Obama Wants to Curb Restrictions on Guantanamo
There are 174 detainees at Guantanamo. Some 48 of them, the administration says, are too dangerous to do anything with but hold indefinitely, without charges. The administration has made noises about implementing a review process for them that would at least give them access to attorneys, but with little access for appealing determinations by prosecutors--or the president--that they should continue to be held, indefinitely and regardless of whether the evidence against them was obtained by torture.
Where those detainees will be held, and whether and how to prosecute them, has been the primary object of controversy with not just Republicans in Congress, but with some Democrats who seemingly are more frightened of being called soft on terror than in upholding their oath of office and the rule of law. In the lame duck session, those members of Congress passed a ban on the use of government funds being used to transfer detainees, even for trial.
In response, the Obama administration is preparing to issue a signing statement challenging that restriction.
Obama administration officials say they plan to reject Congressional efforts to limit the president's options on Guantanamo, setting the stage for a confrontation between the president and the new Congress on an issue that has been politically divisive since Inauguration Day.
The Guantanamo provisions, which include limits on where and how prisoners can be tried, were attached to a spending bill for military pay and benefits approved by Congress late last year. Some Administration officials are recommending that President Obama sign the spending bill and then issue a “signing statement” challenging at least some of the Guantanamo provisions as intrusions on his constitutional authority.
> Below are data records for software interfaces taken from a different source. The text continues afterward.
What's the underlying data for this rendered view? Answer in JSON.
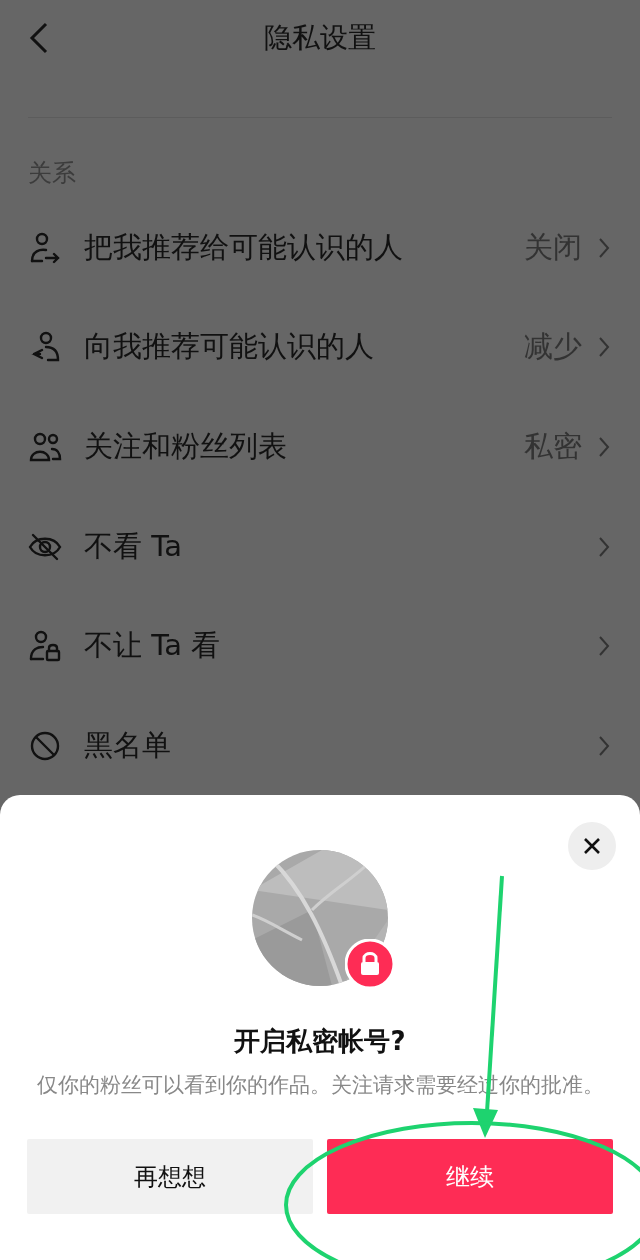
{
  "header": {
    "title": "隐私设置"
  },
  "section": {
    "label": "关系"
  },
  "rows": [
    {
      "label": "把我推荐给可能认识的人",
      "value": "关闭"
    },
    {
      "label": "向我推荐可能认识的人",
      "value": "减少"
    },
    {
      "label": "关注和粉丝列表",
      "value": "私密"
    },
    {
      "label": "不看 Ta"
    },
    {
      "label": "不让 Ta 看"
    },
    {
      "label": "黑名单"
    }
  ],
  "dialog": {
    "title": "开启私密帐号?",
    "description": "仅你的粉丝可以看到你的作品。关注请求需要经过你的批准。",
    "buttons": [
      {
        "label": "再想想",
        "kind": "secondary"
      },
      {
        "label": "继续",
        "kind": "primary"
      }
    ]
  }
}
Others have recommended that he express opposition to the Guantanamo sections without addressing their constitutionality.
The statement, officials said, would likely be released along with a new executive order that outlined review procedures for some -- but not all -- of the 174 Guantanamo prisoners still held without charge or trial....
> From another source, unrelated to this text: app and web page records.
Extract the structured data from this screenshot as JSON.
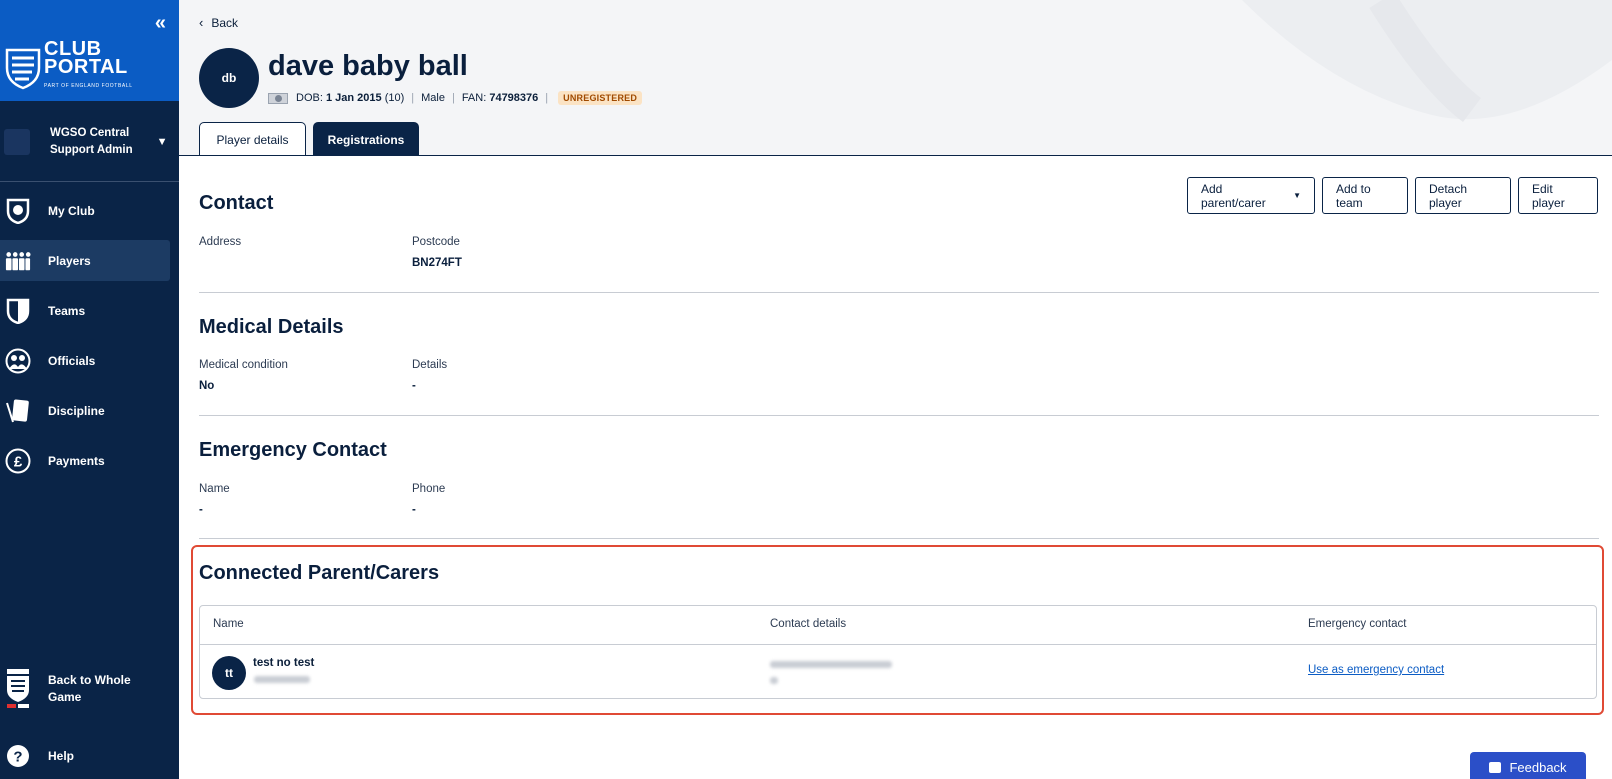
{
  "sidebar": {
    "collapse_glyph": "«",
    "logo": {
      "line1": "CLUB",
      "line2": "PORTAL",
      "line3": "PART OF ENGLAND FOOTBALL"
    },
    "org": {
      "line1": "WGSO Central",
      "line2": "Support Admin"
    },
    "nav": [
      {
        "label": "My Club",
        "icon": "shield-football-icon"
      },
      {
        "label": "Players",
        "icon": "players-icon"
      },
      {
        "label": "Teams",
        "icon": "team-shield-icon"
      },
      {
        "label": "Officials",
        "icon": "officials-icon"
      },
      {
        "label": "Discipline",
        "icon": "card-icon"
      },
      {
        "label": "Payments",
        "icon": "pound-icon"
      }
    ],
    "back_to_whole_game": {
      "line1": "Back to Whole",
      "line2": "Game"
    },
    "help": "Help"
  },
  "header": {
    "back": "Back",
    "avatar_initials": "db",
    "player_name": "dave baby ball",
    "dob_label": "DOB:",
    "dob_value": "1 Jan 2015",
    "age": "(10)",
    "gender": "Male",
    "fan_label": "FAN:",
    "fan_value": "74798376",
    "status_badge": "UNREGISTERED",
    "tabs": [
      {
        "label": "Player details",
        "active": true
      },
      {
        "label": "Registrations",
        "active": false
      }
    ]
  },
  "actions": {
    "add_parent": "Add parent/carer",
    "add_to_team": "Add to team",
    "detach_player": "Detach player",
    "edit_player": "Edit player"
  },
  "contact": {
    "title": "Contact",
    "address_label": "Address",
    "postcode_label": "Postcode",
    "postcode_value": "BN274FT"
  },
  "medical": {
    "title": "Medical Details",
    "condition_label": "Medical condition",
    "condition_value": "No",
    "details_label": "Details",
    "details_value": "-"
  },
  "emergency": {
    "title": "Emergency Contact",
    "name_label": "Name",
    "name_value": "-",
    "phone_label": "Phone",
    "phone_value": "-"
  },
  "parents": {
    "title": "Connected Parent/Carers",
    "columns": [
      "Name",
      "Contact details",
      "Emergency contact"
    ],
    "rows": [
      {
        "initials": "tt",
        "name": "test no test",
        "emergency_action": "Use as emergency contact"
      }
    ]
  },
  "feedback": "Feedback"
}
Officials said the White House is still weighing how to calibrate the signing statement. A statement rejecting all of the bill's Guantanamo provisions would almost certainly be viewed as provocative by Congressional Republicans and some Democrats. But administration officials view the provisions as clear encroachments on the president's right to prosecutorial discretion and some are pushing for their blanket repudiation.
The reliance on detention orders and a signing statement -- tools used repeatedly by former President Bush, who built Guantanamo nearly a decade ago -- is seen by Obama's advisers as among the few options left for an administration that has watched the steady erosion of its first White House pledge nearly two years ago: to close the prison.
"There is obviously an irony here," said one Obama administration official, "but if we resort to this, it is to close Guantanamo, not keep it open."
The White House has, until now, balked at confrontation even as it watched its policy options dwindle. Not one administration official who spoke about the internal deliberations could say for sure whether the White House, in moving to protect the right to prosecute detainees in federal court, would in fact use it.
"All presidents want to preserve maneuverability and authority, that is natural," said Elisa Massimino, president of the civil rights organization Human Rights First. "But President Obama has had the authority to move prisoners to the United States, he's done the background work to identify people to bring to justice and he's squandered the opportunities to exercise that authority. It is striking to now see a fiercer desire to preserve authority than to use it," she said.
Hope for any kind of actual justice for these detainees, not to mention some restoration of the U.S. as a nation of laws, is fading. The assertion of executive authority on Guantanamo with a signing statement would be a start, but it isn't enough. That authority has to be used in the interests of justice and the rule of law for it to be meaningful.